• [Exercise directions]
Without including any pictures, write out all the entries exactly.

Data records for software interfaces
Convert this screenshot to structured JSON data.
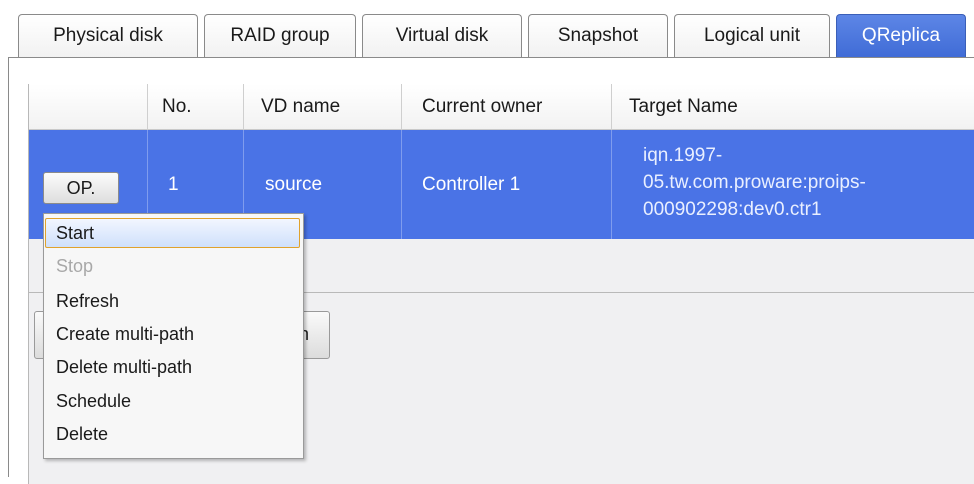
{
  "tabs": [
    {
      "label": "Physical disk"
    },
    {
      "label": "RAID group"
    },
    {
      "label": "Virtual disk"
    },
    {
      "label": "Snapshot"
    },
    {
      "label": "Logical unit"
    },
    {
      "label": "QReplica",
      "active": true
    }
  ],
  "table": {
    "columns": [
      "",
      "No.",
      "VD name",
      "Current owner",
      "Target Name"
    ],
    "rows": [
      {
        "op_label": "OP.",
        "no": "1",
        "vd_name": "source",
        "owner": "Controller 1",
        "target_lines": [
          "iqn.1997-",
          "05.tw.com.proware:proips-",
          "000902298:dev0.ctr1"
        ],
        "selected": true
      }
    ]
  },
  "below_button_text": "n",
  "context_menu": {
    "items": [
      {
        "label": "Start",
        "highlighted": true
      },
      {
        "label": "Stop",
        "disabled": true
      },
      {
        "label": "Refresh"
      },
      {
        "label": "Create multi-path"
      },
      {
        "label": "Delete multi-path"
      },
      {
        "label": "Schedule"
      },
      {
        "label": "Delete"
      }
    ]
  },
  "colors": {
    "active_tab": "#4a73e6",
    "selected_row": "#4a73e6",
    "menu_highlight_border": "#e0a22c"
  }
}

• [Response area]
Convert this screenshot to structured JSON data.
{
  "tabs": [
    {
      "label": "Physical disk"
    },
    {
      "label": "RAID group"
    },
    {
      "label": "Virtual disk"
    },
    {
      "label": "Snapshot"
    },
    {
      "label": "Logical unit"
    },
    {
      "label": "QReplica",
      "active": true
    }
  ],
  "table": {
    "columns": [
      "",
      "No.",
      "VD name",
      "Current owner",
      "Target Name"
    ],
    "rows": [
      {
        "op_label": "OP.",
        "no": "1",
        "vd_name": "source",
        "owner": "Controller 1",
        "target_lines": [
          "iqn.1997-",
          "05.tw.com.proware:proips-",
          "000902298:dev0.ctr1"
        ],
        "selected": true
      }
    ]
  },
  "below_button_text": "n",
  "context_menu": {
    "items": [
      {
        "label": "Start",
        "highlighted": true
      },
      {
        "label": "Stop",
        "disabled": true
      },
      {
        "label": "Refresh"
      },
      {
        "label": "Create multi-path"
      },
      {
        "label": "Delete multi-path"
      },
      {
        "label": "Schedule"
      },
      {
        "label": "Delete"
      }
    ]
  },
  "colors": {
    "active_tab": "#4a73e6",
    "selected_row": "#4a73e6",
    "menu_highlight_border": "#e0a22c"
  }
}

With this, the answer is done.